“SES also acknowledges that Dr Mallya is not disqualified from holding a board position in our company or any other company. Hence, the comments/ concerns raised by SES are presently premature and would be addressed at an appropriate time.”
The spokesperson did not offer any comment on a follow-up question on Diageo-related developments.
SES also recommended to the shareholders that they vote against the company’s proposal on related party transactions.
Sanofi India is seeking approval of the shareholders for perpetuity, i.e. for RPTs up to a limit of Rs 1,100 crore (Rs 11 billion) for every financial year, without any further approval from them.
SES said as owners of the company, shareholders have full right to approve or disapprove any material RPTs.
Such resolutions with perpetual approval provide unfettered power to the board of directors, even if the company’s business scenario changes in future.
Therefore, SES believed that, as a good governance practice, the company must take such approval on a yearly basis.
The company spokesperson said, “We would clarify that Clause 49 of the Listing Agreement and Section 188 of the Companies Act requires every company to take approval of shareholders for material RPTs ( i.e transactions exceeding 10 per cent of the consolidated turnover).
Neither the Act nor the Listing Agreement have stipulated that companies have to seek approval every year for material RPTs. The company is, therefore, fully compliant with the Act and the Listing Agreement.”
Under the Listing Agreement , the board's audit committee can only give omnibus approval on RPTs for a year, and is required to review all such transactions on a quarterly basis.
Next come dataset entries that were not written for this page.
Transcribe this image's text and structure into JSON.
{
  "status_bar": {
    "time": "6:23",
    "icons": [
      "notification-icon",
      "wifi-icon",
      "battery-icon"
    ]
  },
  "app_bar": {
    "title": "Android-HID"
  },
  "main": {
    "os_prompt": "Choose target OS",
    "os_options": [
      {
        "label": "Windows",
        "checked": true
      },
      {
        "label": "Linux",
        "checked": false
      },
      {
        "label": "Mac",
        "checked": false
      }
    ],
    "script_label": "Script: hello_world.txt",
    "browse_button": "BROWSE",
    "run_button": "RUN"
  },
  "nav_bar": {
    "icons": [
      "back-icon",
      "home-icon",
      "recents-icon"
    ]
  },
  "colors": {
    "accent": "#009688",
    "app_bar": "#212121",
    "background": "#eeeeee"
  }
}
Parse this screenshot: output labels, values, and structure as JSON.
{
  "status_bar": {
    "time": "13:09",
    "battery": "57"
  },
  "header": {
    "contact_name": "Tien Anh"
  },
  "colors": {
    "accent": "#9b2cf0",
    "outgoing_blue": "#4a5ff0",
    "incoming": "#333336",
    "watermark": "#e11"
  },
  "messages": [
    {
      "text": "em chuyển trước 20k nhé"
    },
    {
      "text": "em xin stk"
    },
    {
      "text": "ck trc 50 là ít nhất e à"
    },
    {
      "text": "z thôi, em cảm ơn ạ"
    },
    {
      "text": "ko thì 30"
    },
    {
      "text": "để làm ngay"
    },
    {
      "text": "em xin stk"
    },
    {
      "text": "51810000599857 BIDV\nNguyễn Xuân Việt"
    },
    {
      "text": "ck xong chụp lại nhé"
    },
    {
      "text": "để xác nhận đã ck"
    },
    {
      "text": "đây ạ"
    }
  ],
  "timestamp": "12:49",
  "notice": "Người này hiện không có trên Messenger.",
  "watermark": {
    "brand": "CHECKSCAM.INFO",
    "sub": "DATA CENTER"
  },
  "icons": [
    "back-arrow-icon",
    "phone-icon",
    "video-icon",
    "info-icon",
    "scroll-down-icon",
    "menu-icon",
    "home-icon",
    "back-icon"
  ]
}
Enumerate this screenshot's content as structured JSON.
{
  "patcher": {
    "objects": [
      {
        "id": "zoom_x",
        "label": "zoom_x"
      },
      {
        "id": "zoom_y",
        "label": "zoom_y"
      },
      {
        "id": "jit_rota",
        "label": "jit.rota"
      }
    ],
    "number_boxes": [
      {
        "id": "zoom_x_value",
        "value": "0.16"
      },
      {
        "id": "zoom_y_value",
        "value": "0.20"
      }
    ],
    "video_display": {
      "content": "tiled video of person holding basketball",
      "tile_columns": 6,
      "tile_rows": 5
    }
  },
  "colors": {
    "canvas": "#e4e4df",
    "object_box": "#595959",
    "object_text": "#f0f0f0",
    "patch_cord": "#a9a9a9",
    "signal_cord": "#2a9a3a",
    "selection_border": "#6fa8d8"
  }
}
Sanofi cited these checks and balances.
Adding: “In case the Listing Agreement and the Companies Act require companies to take approval of shareholders every year for material RPTs, (we) would fully comply.
On a director
SES also recommended voting against the company move to reappoint a director, F Briens, chief financial officer of the intercontinental region under which the Indian arm falls, due to his poor attendance record.
A Sanofi spokesperson replied Briens was based in Paris and was a non-executive director of Sanofi India.
“Briens attended, in person, the meeting of the board in Mumbai on February 20.
“During his tenure as a director, he has regularly come to India for business discussions with the management of Sanofi India.
“Briens has very wide ranging experience in the pharmaceutical industry, highlighted in the notice to the Annual General Meeting.
“The board of directors is of the opinion that his knowledge and experience will be of benefit to the company and has, therefore, recommended to the shareholders that he be elected as a director."
Image: Vijay Mallya; Photograph: Reuters